Provissiero denies that Clickchoice's list was
"There were a variety of sources that were used
when the list was compiled," he said.
Other filtering companies, like Surf Watch, have
also fallen prey to hackers. Both Surf Watch and
Cybersitter now use stronger encryption to lock up
their lists. But it seems that doing so only
increases the decoders' appetite for the keys.
Newsgroups are peppered with conversations among
children who want to figure out how to unblock
their parents' blocking software and with advice
being passed among people who want to expose
exactly which sites a filtering company filters.
Those opposed to the use of Internet filters in
public libraries and schools are disturbed by the
secrecy surrounding blocking software. In a recent
court case involving the library board in Loudoun
County, Va., lawyers for the residents opposed to
filters asked for the right to see what words and
Web sites would be banned. X-Stop, the software
company hired by the library, refused to turn over
its list, calling it a trade secret.
That refusal became part of the plaintiffs' case
against the use of filters. The library board had
argued that installing filtering software was no
different from librarians' making decisions about
what books to stock on the shelves. But Bob
Corn-Revere, a lawyer arguing against the
library board, pointed out that when librarians
made decisions about books, they knew exactly what
they were deciding to include or exclude.
"But if they were using Internet filters,"
Corn-Revere said, "how would they know?"
The American Civil Liberties Union would much
prefer that the lists be made public, said Ann
Beeson, an A.C.L.U. lawyer who specializes in
Internet censorship. She said she knew of only one

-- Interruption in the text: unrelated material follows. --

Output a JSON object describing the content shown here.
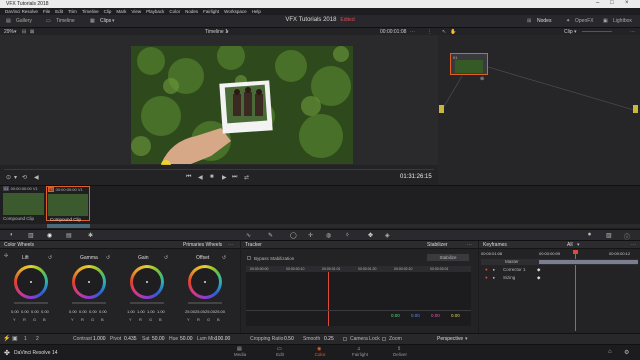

filter -- called Net Nanny -- that gave its
customers the option of viewing its list of banned
sites and words. The rest of the filtering
companies keep their lists closely guarded.
Such secrecy, Ms. Beeson said, "prevents the
consumer from knowing what in the world they are
buying when they buy these products." Besides, she
added, once lists are exposed, it becomes clear
that claims about the importance of protecting
trade secrets are "a lot of smoke and mirrors."
Some of them consist of little more than a batch of
profanities and descriptions of sex, she said.
Officials for filtering companies vigorously
disagree. They say building these lists is arduous
Cyber Patrol, for example, employs 10 people to
spend eight hours a day at the company's
headquarters in Framingham, Mass., reviewing Web
sites culled by online robots called Web crawlers
that were built by Cyber Patrol to search for
potentially offensive material. Those researchers
then categorize the Web sites into groups like
"violence/profanity" and "gross depictions." As
with other Internet filters, customers cannot see
the sites that are grouped under each category, but
they can decide which categories they want to be
"An intellectual process has been applied here,"
said Susan J. Getgood, Cyber Patrol's vice
president of marketing. "The fact of that work
makes the list our intellectual property."
Interestingly enough, Cyber Patrol has also
created a list of sites that it says are not only
safe for children but are also designed to be
educational and fun. But the company isn't taking
any pains to protect that list as its intellectual
property: the list is not protected by encryption
or even sold. It's free on the Web, for anyone to
See also: Anti-Defamation
League's Crusade against Internet Freedom